From FSA to EPA: Project documerica, the dustbowl legacy, and the quest to photograph 1970s America.

@inproceedings{Shubinski2011FromFT,
  title={From FSA to EPA: Project documerica, the dustbowl legacy, and the quest to photograph 1970s America.},
  author={Barbara Lynn Shubinski},
  year={2011}
}
This dissertation interprets the images and archival records of Project Documerica, the Environmental Protection Agency’s photography project that ran from 1971 to 1977. Directed by Gifford Hampshire, a former National Geographic editor, Documerica was modeled on 1930s Farm Security Administration photography, which had helped establish the documentary genre through iconic images of Depression-era America. Whereas the FSA had shown the human costs of the Dust Bowl, Documerica aimed to reveal… 

Nostalgic environmentalities in the EPA’s Documerica and State of the Environment projects

This article argues that environmental citizenship, understood as sustainable forms of consumption, is increasingly constructed through visual regimes of nostalgia for both pristine wilderness and an

The Politics of Documentary Photography: Three Theoretical Perspectives

Abstract Photographers are often inspired by politics but can they influence it? Drawing on the study of public policy and the history of photography, this article considers three ways in which

The City Lost and Found: New Perspectives on Urban Representation and Activism, 1960-1980

The city of the 1960s and 1970s was in crisis. Buildings were on fire. Massive highways threatened vibrant neighborhoods. Citizens were taking to the streets in protest. In short, the future of the

References

SHOWING 1-10 OF 281 REFERENCES

The Seventies Now: Culture as Surveillance

Most would agree that American culture changed dramatically from the 1960s to the 1980s. Yet the 1970s, the decade "in between," is still somehow thought of as a cultural wasteland. In "The Seventies

Googie Redux: Ultramodern Roadside Architecture

The book that helped spark the retro craze for fifties architecture and introduced the term googie to the world is back! First published by Chronicle in 1986, this key survey of mid-century coffee

Long Time Coming: A Photographic Portrait of America, 1935-1943

Long Time Coming is derived from the 145,000 photographs made between 1935 and 1943 by a team of now-famous photographers employed by the Farm Security Administration (FSA), whose ranks included

Photography : A Cultural History

Picture Credits Preface Introduction CHAPTER ONE The Origins of Photography (to 1839) Before Photography Technological and Artistic Forebears The Invention of "Photographies" Antoine Florence and the

"Questions of Seeing": Images and the Culture of Environmental Reform

American reformers have often used visual images to spotlight their causes, sometimes with tremendous effect. Think of Lewis Hine's images of children in textile mills and Jacob Riis's pictures of

Women Pioneers for the Environment

As the torchbearers of environmental activism, women from around the world have created profound changes that are helping to ensure a healthier planet for all living things.
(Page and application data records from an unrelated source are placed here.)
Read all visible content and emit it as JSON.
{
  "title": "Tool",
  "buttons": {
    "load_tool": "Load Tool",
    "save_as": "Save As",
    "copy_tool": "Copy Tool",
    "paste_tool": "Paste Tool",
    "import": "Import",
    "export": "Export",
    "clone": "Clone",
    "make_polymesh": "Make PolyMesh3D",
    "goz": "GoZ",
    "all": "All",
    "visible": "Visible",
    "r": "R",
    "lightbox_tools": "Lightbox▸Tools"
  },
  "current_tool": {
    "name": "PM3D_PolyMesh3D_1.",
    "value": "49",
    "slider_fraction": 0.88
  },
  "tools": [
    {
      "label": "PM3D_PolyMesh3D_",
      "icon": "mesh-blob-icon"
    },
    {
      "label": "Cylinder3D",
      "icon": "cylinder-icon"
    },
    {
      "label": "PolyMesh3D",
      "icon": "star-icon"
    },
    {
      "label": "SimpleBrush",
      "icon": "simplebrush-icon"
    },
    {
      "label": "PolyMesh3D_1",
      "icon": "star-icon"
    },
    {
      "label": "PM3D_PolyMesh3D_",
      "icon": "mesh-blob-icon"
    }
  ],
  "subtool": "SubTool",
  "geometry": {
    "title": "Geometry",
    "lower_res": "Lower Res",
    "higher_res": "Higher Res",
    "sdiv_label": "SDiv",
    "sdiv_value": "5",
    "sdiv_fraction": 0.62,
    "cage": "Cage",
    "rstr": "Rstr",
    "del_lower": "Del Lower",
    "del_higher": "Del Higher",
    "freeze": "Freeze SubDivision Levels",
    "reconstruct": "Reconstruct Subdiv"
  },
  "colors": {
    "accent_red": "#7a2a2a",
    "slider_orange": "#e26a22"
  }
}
Whether it is Judi Bari,

They Must Be Represented: The Politics of Documentary

This text examines documentary in print, photography and film from the 1930s to the present day, using the lens of recent feminist film theory as well as scholarship on race, class and gender.

Gas Masks, Pogo, and the Ecological Indian: Earth Day and the Visual Politics of American Environmentalism

This essay offers a new way of understanding a pivotal moment in the history of U.S. environmentalism: the time surrounding the first celebration of Earth Day in 1970. By exploring a wide array of

The Landscape of Reform: Civic Pragmatism and Environmental Thought in America

In The Landscape of Reform Ben Minteer offers a fresh and provocative reading of the intellectual foundations of American environmentalism, focusing on the work and legacy of four important

Photography and Politics in America: From the New Deal into the Cold War

In the early and most intense years of the Cold War, social documentary photographers often found themselves in ideological turmoil or in trouble with the government. In this volume, Lili Corbus
...